The 50+ articles in the controlguru.com table of posts
represent perhaps 40% of a complete textbook.
It is all on-line. There are no pop-ups or in-your-face advertising. And it is all free. I post a new article twice a month and expect the project to continue for a few more years.
I currently have over 4000 unique visitors every month at
I know of faculty from more than a dozen institutions who are migrating bit-by-bit from my textbook (currently used in 125 schools) to this online resource because of its practical orientation. I conclude from this that there is benefit from my efforts.
With that said, I acknowledge that electrical engineers, mechanical engineers and chemical engineers all approach control from a different perspective for valid reasons.

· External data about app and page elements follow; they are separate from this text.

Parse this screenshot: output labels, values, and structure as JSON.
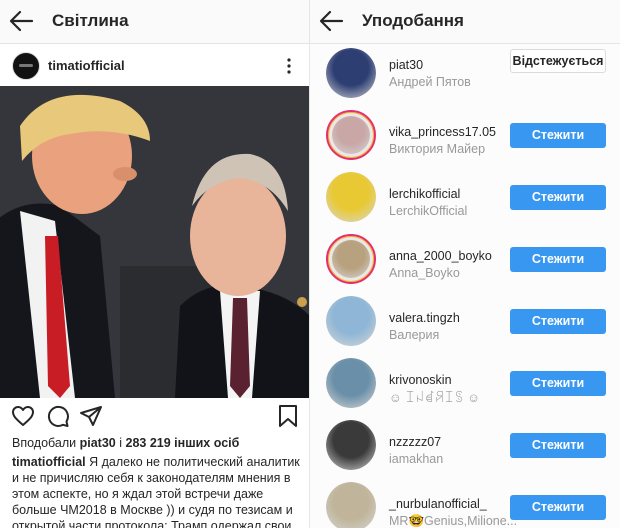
{
  "left": {
    "header": {
      "title": "Світлина"
    },
    "post": {
      "username": "timatiofficial",
      "likes": {
        "prefix": "Вподобали",
        "user": "piat30",
        "connector": "і",
        "count": "283 219 інших осіб"
      },
      "caption": {
        "username": "timatiofficial",
        "text": "Я далеко не политический аналитик и не причисляю себя к законодателям мнения в этом аспекте, но я ждал этой встречи даже больше ЧМ2018 в Москве )) и судя по тезисам и открытой части протокола: Трамп одержал свои"
      }
    }
  },
  "right": {
    "header": {
      "title": "Уподобання"
    },
    "likes": [
      {
        "username": "piat30",
        "fullname": "Андрей Пятов",
        "button": "Відстежується",
        "following": true,
        "story": false,
        "color": "#2d3e73"
      },
      {
        "username": "vika_princess17.05",
        "fullname": "Виктория Майер",
        "button": "Стежити",
        "following": false,
        "story": true,
        "color": "#c9a7a7"
      },
      {
        "username": "lerchikofficial",
        "fullname": "LerchikOfficial",
        "button": "Стежити",
        "following": false,
        "story": false,
        "color": "#e8c933"
      },
      {
        "username": "anna_2000_boyko",
        "fullname": "Anna_Boyko",
        "button": "Стежити",
        "following": false,
        "story": true,
        "color": "#b8a17e"
      },
      {
        "username": "valera.tingzh",
        "fullname": "Валерия",
        "button": "Стежити",
        "following": false,
        "story": false,
        "color": "#8fb6d6"
      },
      {
        "username": "krivonoskin",
        "fullname": "☺ ꀤꈤꀸꋪꀤꌗ ☺",
        "button": "Стежити",
        "following": false,
        "story": false,
        "color": "#6a8fa8"
      },
      {
        "username": "nzzzzz07",
        "fullname": "iamakhan",
        "button": "Стежити",
        "following": false,
        "story": false,
        "color": "#3a3a3a"
      },
      {
        "username": "_nurbulanofficial_",
        "fullname": "MR🤓Genius,Milione...",
        "button": "Стежити",
        "following": false,
        "story": false,
        "color": "#c0b59a"
      }
    ]
  }
}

site has a chemical/process orientation. The primary focus is on PID control and related architectures. Applications of interest include processes with streams comprised of gases, liquids, powders, slurries and melts. Final control elements for these applications tend to be valves, variable speed pumps and compressors, and cooling and heating elements. Industries that operate such processes include chemical, bio-pharma, oil and gas, paints and coatings, food and beverages, cement and coal, polymers and plastics, metals and materials, pulp and paper, and consumer and personal care products.
The control system at one of these plants may have from 20 to over 250 PID loops and from 50 to over 1000 measurements. Often, the controls people have a different supervision structure from the production staff trying to meet schedule. A control person seeking to tune a loop 'might' receive permission to make a couple of bump tests. On the other hand, they may be told to take a hike and be forced to dig out what they can from the data historian.

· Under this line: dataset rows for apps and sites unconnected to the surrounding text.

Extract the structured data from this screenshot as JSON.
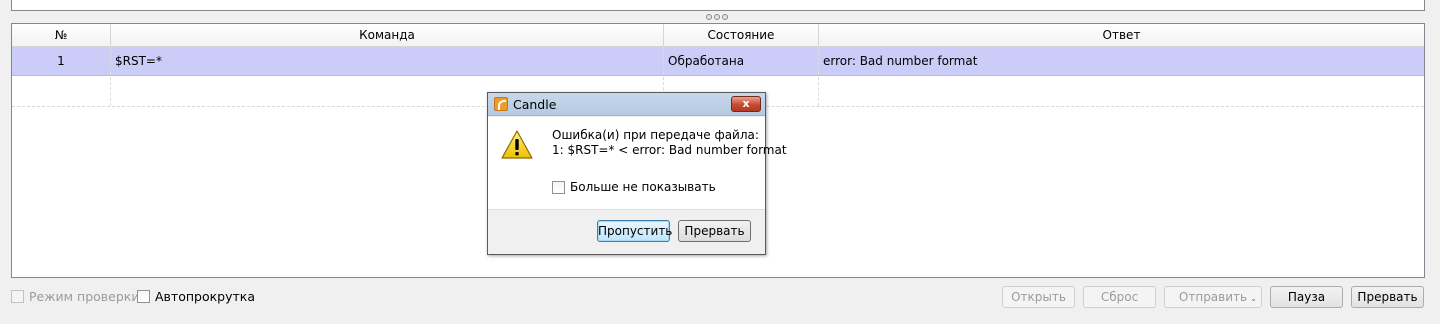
{
  "table": {
    "headers": [
      "№",
      "Команда",
      "Состояние",
      "Ответ"
    ],
    "rows": [
      {
        "num": "1",
        "command": "$RST=*",
        "state": "Обработана",
        "response": "error: Bad number format"
      }
    ]
  },
  "bottom": {
    "check_mode_label": "Режим проверки",
    "autoscroll_label": "Автопрокрутка",
    "open_label": "Открыть",
    "reset_label": "Сброс",
    "send_label": "Отправить",
    "pause_label": "Пауза",
    "abort_label": "Прервать"
  },
  "dialog": {
    "title": "Candle",
    "close_label": "x",
    "message_line1": "Ошибка(и) при передаче файла:",
    "message_line2": "1: $RST=* < error: Bad number format",
    "dont_show_label": "Больше не показывать",
    "skip_label": "Пропустить",
    "abort_label": "Прервать"
  },
  "icons": {
    "warning": "warning-icon",
    "app": "candle-app-icon",
    "close": "close-icon",
    "splitter": "splitter-handle-icon"
  },
  "colors": {
    "selection": "#ccccf9",
    "warning_fill": "#f7d000",
    "close_button": "#c54a32"
  }
}
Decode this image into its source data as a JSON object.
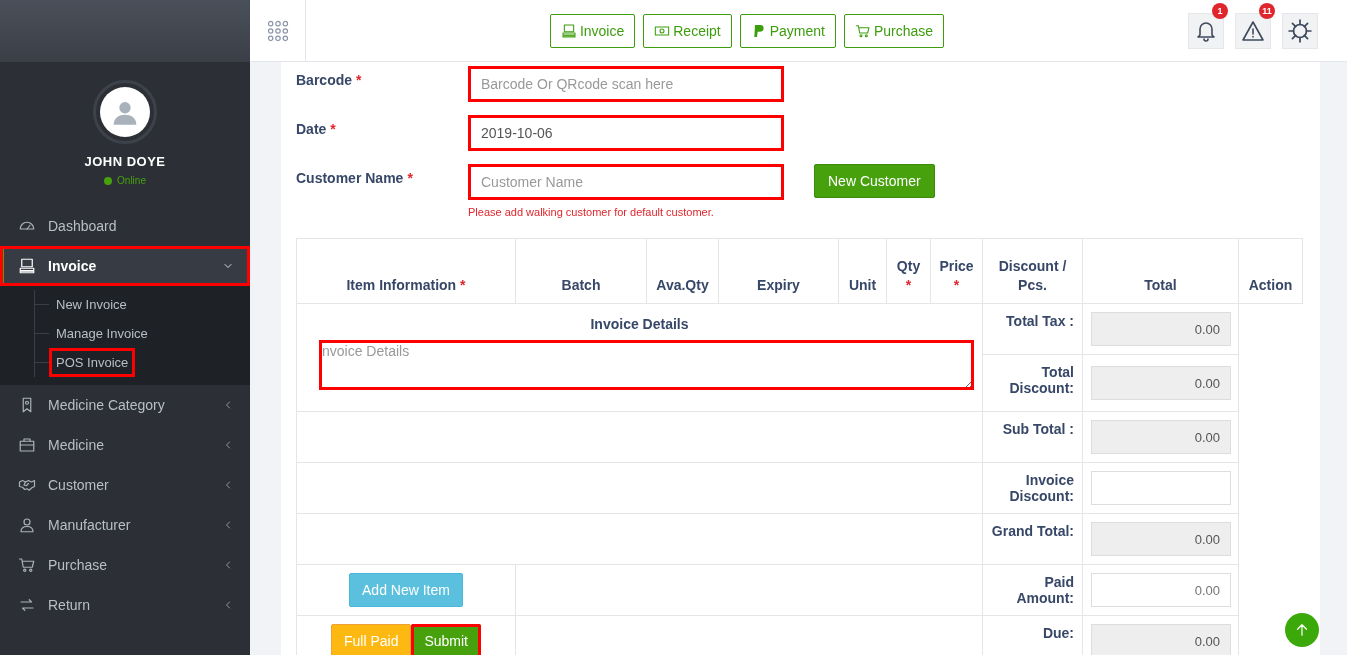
{
  "sidebar": {
    "user": {
      "name": "JOHN DOYE",
      "status": "Online",
      "online": true
    },
    "menu": [
      {
        "kind": "link",
        "label": "Dashboard",
        "selected": false,
        "highlighted": false
      },
      {
        "kind": "group",
        "label": "Invoice",
        "selected": true,
        "expanded": true,
        "highlighted": true,
        "children": [
          {
            "label": "New Invoice",
            "highlighted": false
          },
          {
            "label": "Manage Invoice",
            "highlighted": false
          },
          {
            "label": "POS Invoice",
            "highlighted": true
          }
        ]
      },
      {
        "kind": "group",
        "label": "Medicine Category",
        "selected": false,
        "expanded": false,
        "highlighted": false
      },
      {
        "kind": "group",
        "label": "Medicine",
        "selected": false,
        "expanded": false,
        "highlighted": false
      },
      {
        "kind": "group",
        "label": "Customer",
        "selected": false,
        "expanded": false,
        "highlighted": false
      },
      {
        "kind": "group",
        "label": "Manufacturer",
        "selected": false,
        "expanded": false,
        "highlighted": false
      },
      {
        "kind": "group",
        "label": "Purchase",
        "selected": false,
        "expanded": false,
        "highlighted": false
      },
      {
        "kind": "group",
        "label": "Return",
        "selected": false,
        "expanded": false,
        "highlighted": false
      }
    ]
  },
  "topbar": {
    "shortcuts": [
      "Invoice",
      "Receipt",
      "Payment",
      "Purchase"
    ],
    "alerts": [
      {
        "count": "1"
      },
      {
        "count": "11"
      }
    ]
  },
  "form": {
    "fields": [
      {
        "label": "Barcode",
        "mark": "*",
        "placeholder": "Barcode Or QRcode scan here",
        "highlighted": true
      },
      {
        "label": "Date",
        "mark": "*",
        "value": "2019-10-06",
        "highlighted": true
      },
      {
        "label": "Customer Name",
        "mark": "*",
        "placeholder": "Customer Name",
        "highlighted": true,
        "button": "New Customer",
        "hint": "Please add walking customer for default customer."
      }
    ]
  },
  "table": {
    "columns": [
      {
        "label": "Item Information",
        "mark": "*"
      },
      {
        "label": "Batch"
      },
      {
        "label": "Ava.Qty"
      },
      {
        "label": "Expiry"
      },
      {
        "label": "Unit"
      },
      {
        "label": "Qty",
        "mark": "*"
      },
      {
        "label": "Price",
        "mark": "*"
      },
      {
        "label": "Discount / Pcs."
      },
      {
        "label": "Total"
      },
      {
        "label": "Action"
      }
    ],
    "details": {
      "label": "Invoice Details",
      "placeholder": "nvoice Details",
      "highlighted": true
    },
    "summary": [
      {
        "label": "Total Tax :",
        "value": "0.00",
        "readonly": true
      },
      {
        "label": "Total Discount:",
        "value": "0.00",
        "readonly": true
      },
      {
        "label": "Sub Total :",
        "value": "0.00",
        "readonly": true
      },
      {
        "label": "Invoice Discount:",
        "readonly": false
      },
      {
        "label": "Grand Total:",
        "value": "0.00",
        "readonly": true
      },
      {
        "label": "Paid Amount:",
        "placeholder": "0.00",
        "readonly": false
      },
      {
        "label": "Due:",
        "value": "0.00",
        "readonly": true
      }
    ],
    "buttons": [
      {
        "kind": "add",
        "label": "Add New Item",
        "highlighted": false
      },
      {
        "kind": "full",
        "label": "Full Paid",
        "highlighted": false
      },
      {
        "kind": "submit",
        "label": "Submit",
        "highlighted": true
      }
    ]
  }
}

They are almost never given permission to conduct extensive testing. It is simply too expensive and sometimes even dangerous. A couple of bump tests can take much of a shift in many plants, and they are using expensive feedstock and consuming utilities the whole time. For one loop.
The PID controllers in these production facilities tend to be a horrifying mix from several of the roughly 20 major manufacturers. Each manufacturer uses different terminology and formulates the PID algorithm in its own fashion. Tuning these controllers is a challenge too often addressed with trial-and-error fiddling by the operators, technicians and engineers at these facilities.
works to address the needs of these individuals.
Most all processes comprised of gases, liquids and such are overdamped and self regulating. The time constants have units expressed not in milliseconds or rarely even seconds, but most often in minutes (and sometimes hours). Dead time, measurement noise, and nonlinear behavior are always complicating issues. If underdamped behavior shows up in a trend plot, it likely means that an upstream controller is cycling and needs to be checked out. It is almost never the characteristic behavior of the process itself.
No loop in these plants is truly first order plus dead time (FOPDT). Not a single one. In fact, if modeled from first-principles including the thermo, transport and kinetic equations, we would likely find such processes to be accurately described with tenth or even twentieth order differential equations.
But in my experience, 85%+ of PID loops when the application is a process with streams comprised of gases, liquids and such can be well-tuned using the FOPDT approximation. If we introduce non self regulating overdamped processes (also discussed on
we are up to maybe 90%
If readers start at the top of the table of posts
they will find, presented in a logical order and free of any charge, the details, methods and practices I believe provide the best general methods for the application domain I am focused upon.
I hope readers will visit and judge its value as a resource for themselves.
And I know my posts on this newsgroup announcing the publication of the next installment of the e-book are valued by some of the readership. So it is a practice I intend to continue.